American Dental Tech Blog

  • Eat Your Broccoli!

    What are the benefits of eating your broccoli? Those mini green trees are packed full of nutritional value, but scientists have found it extends beyond that. The extract found in broccoli sprouts and cabbage (Sulforaphane) has been found to help protect mice against oral cancer. They are digging further into the prevention of head and neck cancer (HNC) in humans.

    The University of Pittsburgh Cancer Institute (UPCI) and the University of Pittsburgh Medical Center (UPMC) discovered the connection when they gave Sulforaphane to mice predisposed to oral cancer. It reduced the frequency and amount of tumors among the mice.

    This discovery will help spur on more research into the prevention of HNC in humans who are frequently exposed to the leading causes of this form of Cancer: environmental pollutants and carcinogens. The are now starting a clinical trial with 40 volunteers that are at a higher risk of HNC using capsules that contain broccoli seed powder and seeing if they can tolerate them and whether or not it will have a significant impact in preventing this form of cancer from happening.

  • Quick Tip Tuesday #3

    Quick Tip Tuesday is back again. There has been a lot of talk about amalgam, so we thought it would be a good Q & A to get the discussion going. Controlling hazardous waste, such as amalgam is a requirement in most states already, but the Environmental Protection Agency (EPA) has announced an impending regulation that will be going nationwide. Amalgam separators will be a necessary component to your dental office.
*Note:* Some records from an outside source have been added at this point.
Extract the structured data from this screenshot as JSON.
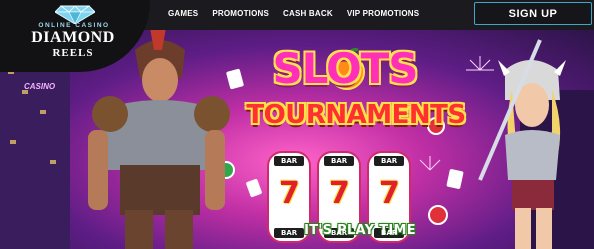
{
  "logo": {
    "small_text": "ONLINE CASINO",
    "main_text": "DIAMOND",
    "sub_text": "REELS"
  },
  "nav": {
    "items": [
      {
        "label": "GAMES"
      },
      {
        "label": "PROMOTIONS"
      },
      {
        "label": "CASH BACK"
      },
      {
        "label": "VIP PROMOTIONS"
      }
    ]
  },
  "header": {
    "signup_label": "SIGN UP"
  },
  "banner": {
    "headline_top": "SLOTS",
    "headline_bottom": "TOURNAMENTS",
    "tagline": "IT'S PLAY TIME",
    "casino_sign": "CASINO",
    "reel_top_label": "BAR",
    "reel_symbol": "7",
    "reel_bottom_label": "BAR"
  },
  "colors": {
    "accent_border": "#3fa7c8",
    "headline_pink": "#ff2fb8",
    "headline_red": "#ff3030",
    "outline_yellow": "#ffe14a",
    "tagline_green": "#2c7a1b"
  },
  "icons": {
    "logo_icon": "diamond-icon"
  }
}
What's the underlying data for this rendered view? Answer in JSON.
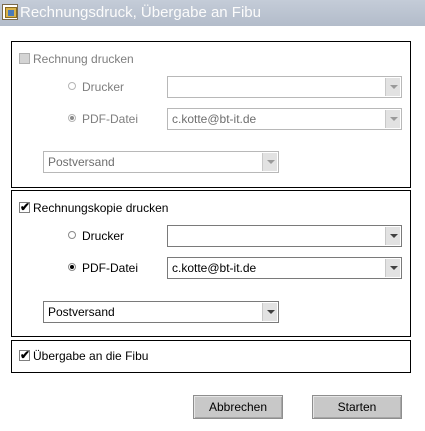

    They aren't difficult to install, but if you need some assistance we have some helpful guides for you. Practice Tip #24 will help you decide the right separator for your needs and we also have a helpful video if you choose an Asdex separator.

    Quick-Tip-Tuesday_#3

    For more Q & A on amalgam separators, take a look here.

  • Bupivacaine HCI Injection Recall

    Be aware of any injections of Bupivacaine HCI from Hospira. The lot in particular is Lot #38-515-DK. It was distributed from July 2014 to September 2014. The expiration of the affected products is February 2016.

    A customer noticed orange and black, visible particles within a single-dose, glass vial. The risks related to this issue include: localized inflammation of injection, a low-level allergic or immune response, or granuloma formation or mechanical irritation of the tissue, especially in patients with an allergy or sensitivity to iron oxide. These reactions can be in both humans and animals.

    If you have any existing inventory of this recalled lot, stop use and distribution. Notify all users and sources of the products. For more information on this press release, go to the FDA website or Hospira's website.